After last meeting(held on every Thursday), I have gone through several approaches of template expansion(Paraphrase generation).
We should differentiate between Template Expansion (what we’re focussing on) and Template Generation, i.e. completely new questions for which we need to build also the corresponding SPARQL query.
The expected output would be a paraphrase of the original template.
Paraphrases are sequences that convey the same meaning but using different wording. Paraphrasing exists at different granularity levels, such as lexical level, phrasal level and sentential level.
Although most of the papers don’t publish their source code, I’ve made a list for those whose implementation is open-sourced:
|Title||Paper||Code source and Implementation|
|Neural Syntactic Preordering for Controlled Paraphrase Generation||https://arxiv.org/pdf/2005.02013v1.pdf||https://github.com/tagoyal/sow-reap-paraphrasing|
|Decomposable Neural Paraphrase Generation||https://www.aclweb.org/anthology/P19-1332.pdf||——|
|Syntax-guided Controlled Generation of Paraphrases||https://arxiv.org/pdf/2005.08417v1.pdf||https://github.com/malllabiisc/SGCP|
|Paraphrase Generation with Latent Bag of Words||https://arxiv.org/pdf/2001.01941v1.pdf||https://github.com/FranxYao/dgm_latent_bow|
Among all, the last T5 model(proposed by my mentor Tommaso) has the best instruction of implementation and seems to match our need, so we will start our Template Expansion task with this model.
Figure1: New question template will be generated by our Paraphrase Model and hopefully be matched with the same Query template
We should first of all ensure that the paraphrase of question template have the same meaning with the original one, this could be done with Universal Sentence Encoder, which could help us compute sentence level semantic similarity scores.
Here are some results of the preliminary experiments realized with the pre-trained T5 model and the metric Cosine similarity:
When is the birth date of XYZ ?
0: When did the birth date of XYZ begin?
1: Is XYZ born on June 8th?
2: What is the year XYZ?
3: What is the date of birth of XYZ?
4: When is XYZ birth date?
5: When did you date your XYZ birth?
6: What was XYZ & when was his birthday?
7: When was XYZ born?
8: What is birth date of xyz?

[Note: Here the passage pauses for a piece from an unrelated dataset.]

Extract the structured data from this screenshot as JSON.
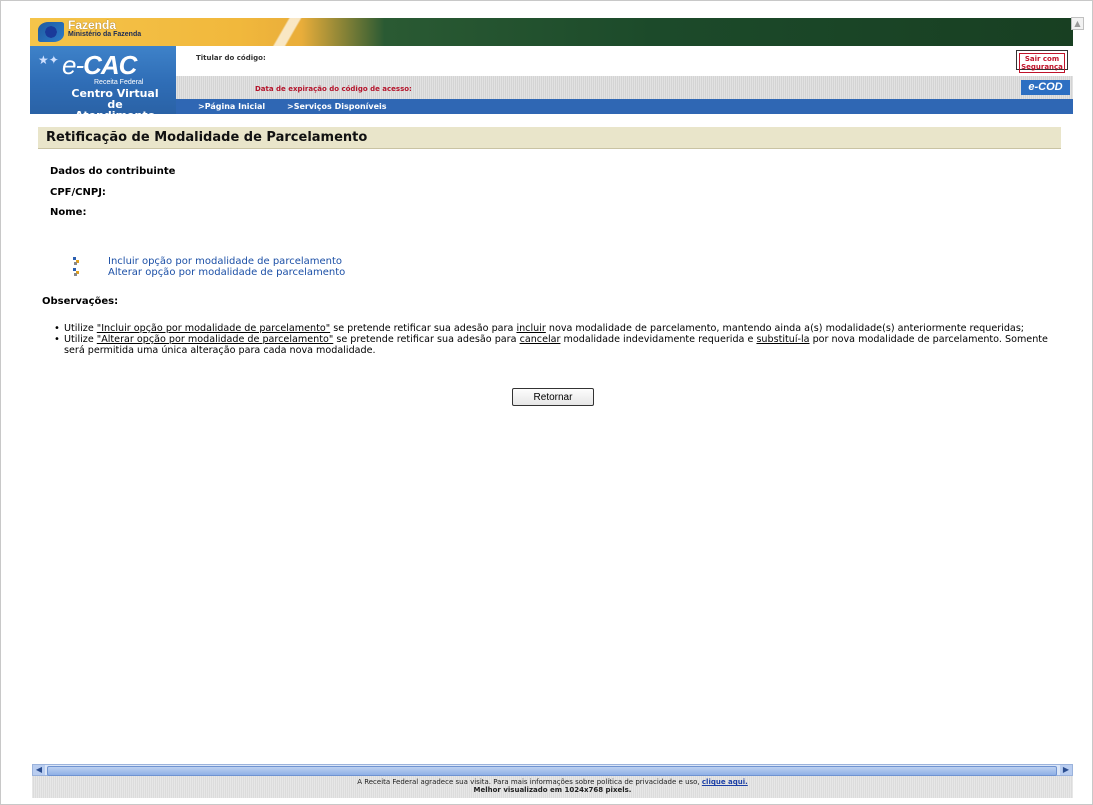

We can say that #7 paraphrase is the perfect one because it is closer to people’s daily language. Additionally, it contains the conversion from the nominal predicate(birth date) to a verbal predicate(was born), but interestingly, the cosine similarity is relatively low among all (0.7896207).
Consequently, I think wh should have a second criteria to evaluate the quality of paraphrasing. With this second metric, we should be able to ensure that the syntax similarity is low as we expect very different question structures. To be noted, we are not looking for synonyms as those will be handled by replacing internal with global Word Embeddings.
This difference of syntax could be evaluated with Levenshtein distance, or other possible metrics. My mentor Tommaso proposed a tool part-of-speech tagging.
This POS tagging tool can make linguistic annotations as a token attributes, so it may help us to detect the ‘nominal2verbal’ or opposite changes.
But the most important thing is that the improvement of the overall F-score on the QALD-benchmark(Question Answering over Linked Data), that will be our final goal.
As we will still focus on the final metric on QALD benchmark, setting up a benchmark and a baseline will be necessary in the next weeks.
In addition, in order to build this benchmark, creating our own pipeline is also supposed to be done next weeks. I will not create a pipeline from scratch, but use my predecessor, Anand’s work as the base, and add my Template Expansion pipeline to it.